▶ [EXERCISE DESCRIPTION]: Scan the entries for the word "index". Every line that has it should be copied.

══ RECORDS SUPPLIED

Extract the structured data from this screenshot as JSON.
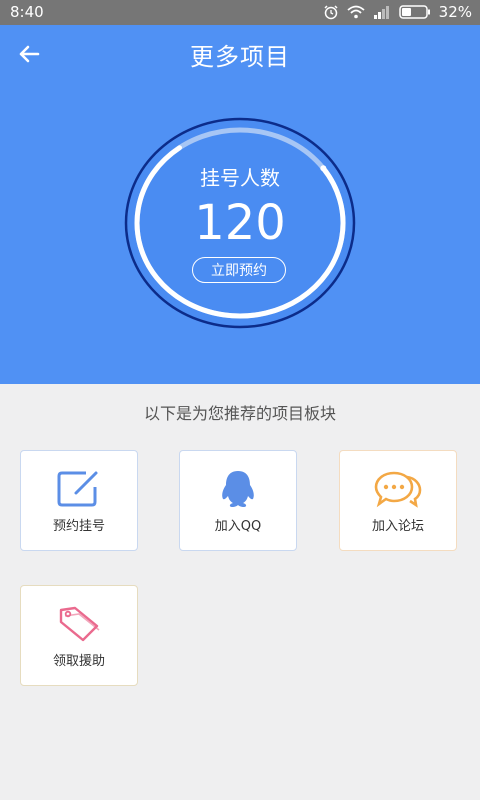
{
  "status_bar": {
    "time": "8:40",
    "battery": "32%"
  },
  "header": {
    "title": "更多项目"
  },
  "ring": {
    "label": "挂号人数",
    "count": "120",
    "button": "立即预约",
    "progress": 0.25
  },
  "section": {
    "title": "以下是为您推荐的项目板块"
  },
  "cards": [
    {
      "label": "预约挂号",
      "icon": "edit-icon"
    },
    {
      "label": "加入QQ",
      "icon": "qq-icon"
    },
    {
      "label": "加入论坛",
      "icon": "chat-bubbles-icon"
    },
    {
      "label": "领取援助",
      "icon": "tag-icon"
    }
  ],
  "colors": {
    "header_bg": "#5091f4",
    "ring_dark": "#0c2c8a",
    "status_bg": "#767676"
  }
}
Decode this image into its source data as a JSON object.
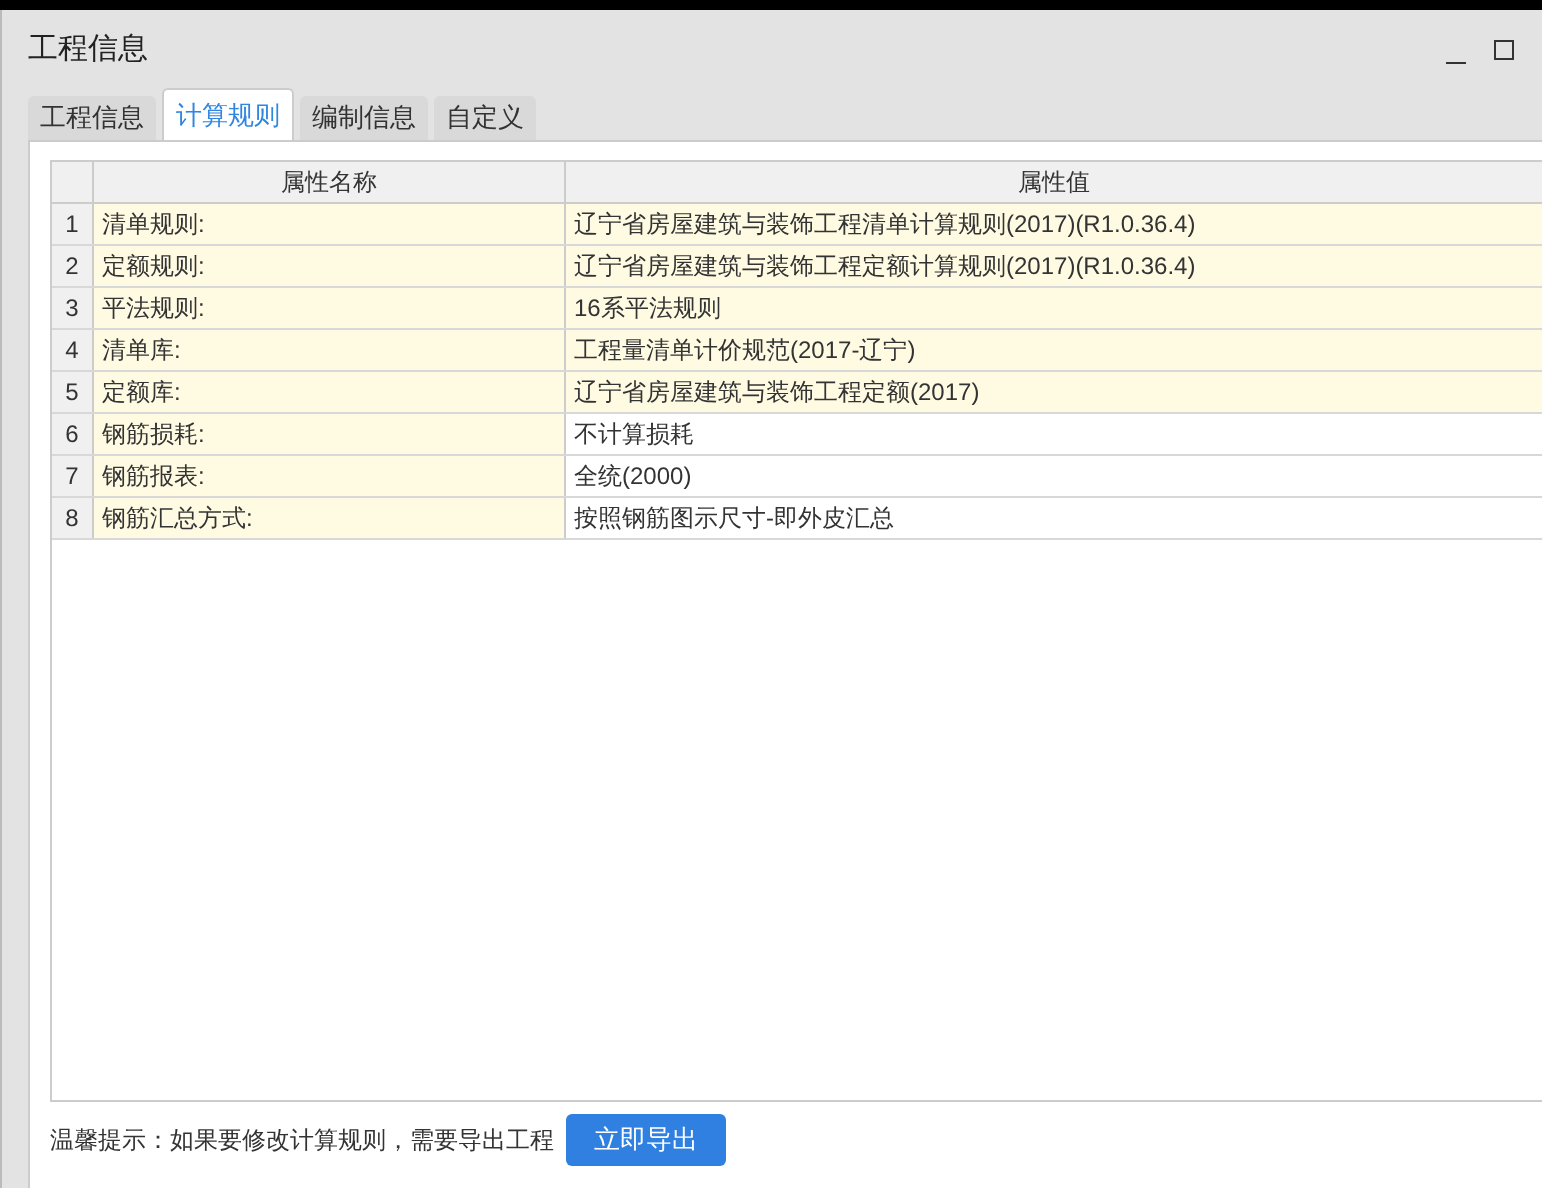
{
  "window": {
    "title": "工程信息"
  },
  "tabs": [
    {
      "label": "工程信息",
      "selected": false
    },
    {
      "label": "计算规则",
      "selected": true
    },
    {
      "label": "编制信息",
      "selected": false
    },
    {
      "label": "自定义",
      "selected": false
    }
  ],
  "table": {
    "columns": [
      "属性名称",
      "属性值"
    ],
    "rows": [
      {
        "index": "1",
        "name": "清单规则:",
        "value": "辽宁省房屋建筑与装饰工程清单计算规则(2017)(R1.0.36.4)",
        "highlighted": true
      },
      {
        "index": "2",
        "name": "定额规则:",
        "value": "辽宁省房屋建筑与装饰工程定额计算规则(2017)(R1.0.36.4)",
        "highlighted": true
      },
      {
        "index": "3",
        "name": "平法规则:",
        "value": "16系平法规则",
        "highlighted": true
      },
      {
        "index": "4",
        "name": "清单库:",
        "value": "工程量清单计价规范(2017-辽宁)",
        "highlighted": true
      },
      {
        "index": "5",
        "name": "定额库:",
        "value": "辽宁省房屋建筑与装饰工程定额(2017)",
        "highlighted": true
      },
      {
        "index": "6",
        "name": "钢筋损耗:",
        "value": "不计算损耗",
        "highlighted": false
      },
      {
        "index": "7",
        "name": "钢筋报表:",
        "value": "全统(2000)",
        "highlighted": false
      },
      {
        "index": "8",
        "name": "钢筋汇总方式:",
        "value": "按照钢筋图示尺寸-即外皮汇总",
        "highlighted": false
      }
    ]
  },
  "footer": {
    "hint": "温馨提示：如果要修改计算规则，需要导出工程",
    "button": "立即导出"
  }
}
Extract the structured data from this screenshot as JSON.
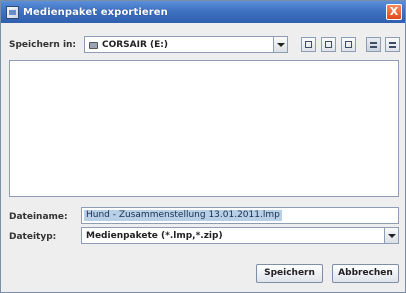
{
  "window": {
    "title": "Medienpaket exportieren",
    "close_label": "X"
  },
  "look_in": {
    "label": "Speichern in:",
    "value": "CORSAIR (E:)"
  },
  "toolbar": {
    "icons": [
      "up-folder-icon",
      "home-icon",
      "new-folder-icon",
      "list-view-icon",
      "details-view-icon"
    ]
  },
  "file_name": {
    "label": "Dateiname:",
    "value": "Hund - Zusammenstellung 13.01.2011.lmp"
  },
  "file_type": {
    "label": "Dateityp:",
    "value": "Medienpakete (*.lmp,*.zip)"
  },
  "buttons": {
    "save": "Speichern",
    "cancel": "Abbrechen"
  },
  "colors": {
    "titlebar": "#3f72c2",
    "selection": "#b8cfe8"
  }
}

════

▶ [WORKED SOLUTION]:
        "index": "1",
        "index": "2",
        "index": "3",
        "index": "4",
        "index": "5",
        "index": "6",
        "index": "7",
        "index": "8",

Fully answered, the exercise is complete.